Many products originating from the EU will now be more expensive for buyers in the US after Washington DC imposed tariffs equalling £6.1 billion just after midnight EST on October 17.
The tariffs come after the US had been embroiled in a 15-year legal battle with the EU, on the grounds that aircraft subsidies paid out by the bloc to Airbus were illegal.
The World Trade Organisation ruled in favour of the US earlier in October and the tariffs have now come into force in response, to the chagrin of suppliers and buyers on both sides of the Atlantic.
A lengthy list of goods originating from Europe has now been hit by tariffs of 25 per cent, ranging from food and drink to luxury items.
The list accounts for a small amount of overall EU imports, which totalled £531 billion in value last year, but suppliers and buyers are concerned about the impact the tariffs will have.
The EU has already responded, saying that it will have no alternative but to tariff US goods due to Airbus rival Boeing receiving tax breaks from the US government.
The bloc had already brought in a number of tariffs on US-made products in 2018, after Washington DC decided to impose duty on steel and aluminium from the EU.
The new US tariffs will apply to a number of European cheeses, including British Stilton, which is proving a real concern for US buyers since European cheeses have become more popular in the US.
Indeed, some US-based cheese sellers have already been stockpiling ahead of the tariffs coming into force to protect consumers from higher costs in the short term.
In a blow to European wine producers, the tariffs will apply to any wines produced in France, Germany, Spain and the UK, with Italy exempt. In 2017, the US purchased 32 per cent of all EU wine exports to non-EU nations.
US president Donald Trump had long criticised the existing trade arrangement on French wine, telling US media the existing rules were “not fair” and vowing to “do something about it” back in June.
Trump said at the time: “France charges us a lot for the wine. And yet we charge them very little for French wine.
"And you know what? It's not fair. We'll do something about it.”
The olive oil industry will also feel the hit from US tariffs, with the single largest producer Spain, affected. Italy and Greece, the second and third largest producers respectively, will be exempt.
Although Italy has been exempt from tariffs on its wine and olive oil products, other alcoholic products such as Limoncello, Fernet and Amaretto have not escaped unscathed.
The tariffs will also apply to Scotch whisky, a real setback for the Scottish Whisky Association with $1.3 billion worth of its product exported stateside in 2018.
Its chief executive Karen Betts even went as far to say that jobs could be at risk at Scottish distilleries when the real impact of the tariffs hits.

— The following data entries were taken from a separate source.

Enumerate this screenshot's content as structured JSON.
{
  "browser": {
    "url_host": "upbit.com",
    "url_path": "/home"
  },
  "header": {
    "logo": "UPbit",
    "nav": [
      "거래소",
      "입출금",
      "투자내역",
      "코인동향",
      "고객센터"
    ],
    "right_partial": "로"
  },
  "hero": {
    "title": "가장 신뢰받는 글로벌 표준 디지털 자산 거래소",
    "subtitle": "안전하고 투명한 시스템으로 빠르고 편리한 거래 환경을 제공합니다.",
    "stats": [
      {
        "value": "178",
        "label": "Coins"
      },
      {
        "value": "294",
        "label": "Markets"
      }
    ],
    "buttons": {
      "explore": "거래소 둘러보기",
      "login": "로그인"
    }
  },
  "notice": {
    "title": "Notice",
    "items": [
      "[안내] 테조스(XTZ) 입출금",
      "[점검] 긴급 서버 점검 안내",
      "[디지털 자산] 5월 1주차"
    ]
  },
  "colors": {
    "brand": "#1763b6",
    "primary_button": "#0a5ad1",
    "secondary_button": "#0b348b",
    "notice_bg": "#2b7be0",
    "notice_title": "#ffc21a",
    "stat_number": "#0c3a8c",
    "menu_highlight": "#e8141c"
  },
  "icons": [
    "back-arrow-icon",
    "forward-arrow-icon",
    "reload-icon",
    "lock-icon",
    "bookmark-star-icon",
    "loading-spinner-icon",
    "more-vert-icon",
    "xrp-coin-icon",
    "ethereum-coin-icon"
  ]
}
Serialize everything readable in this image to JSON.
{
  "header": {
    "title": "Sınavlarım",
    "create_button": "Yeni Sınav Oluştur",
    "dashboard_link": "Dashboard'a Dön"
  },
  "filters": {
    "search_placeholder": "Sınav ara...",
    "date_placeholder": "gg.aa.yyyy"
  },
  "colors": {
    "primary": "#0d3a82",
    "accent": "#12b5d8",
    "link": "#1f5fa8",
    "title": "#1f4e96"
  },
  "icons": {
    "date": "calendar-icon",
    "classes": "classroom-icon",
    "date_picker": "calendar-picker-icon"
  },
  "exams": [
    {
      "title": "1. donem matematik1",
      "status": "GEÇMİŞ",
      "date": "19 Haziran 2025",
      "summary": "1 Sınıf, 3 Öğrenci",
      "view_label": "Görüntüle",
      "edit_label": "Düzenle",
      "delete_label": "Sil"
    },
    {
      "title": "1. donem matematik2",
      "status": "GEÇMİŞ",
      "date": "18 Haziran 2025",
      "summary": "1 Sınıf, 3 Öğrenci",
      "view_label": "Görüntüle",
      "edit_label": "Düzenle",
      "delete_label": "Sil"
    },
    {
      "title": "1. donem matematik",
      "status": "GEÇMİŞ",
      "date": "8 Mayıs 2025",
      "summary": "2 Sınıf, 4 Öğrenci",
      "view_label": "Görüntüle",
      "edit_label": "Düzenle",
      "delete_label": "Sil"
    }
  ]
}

Betts said: “In time, consumer choice will diminish and Scotch whisky companies will start to lose market share.
"In Scotland and throughout our UK supply chain, we expect to see a dropping-off in investment and productivity."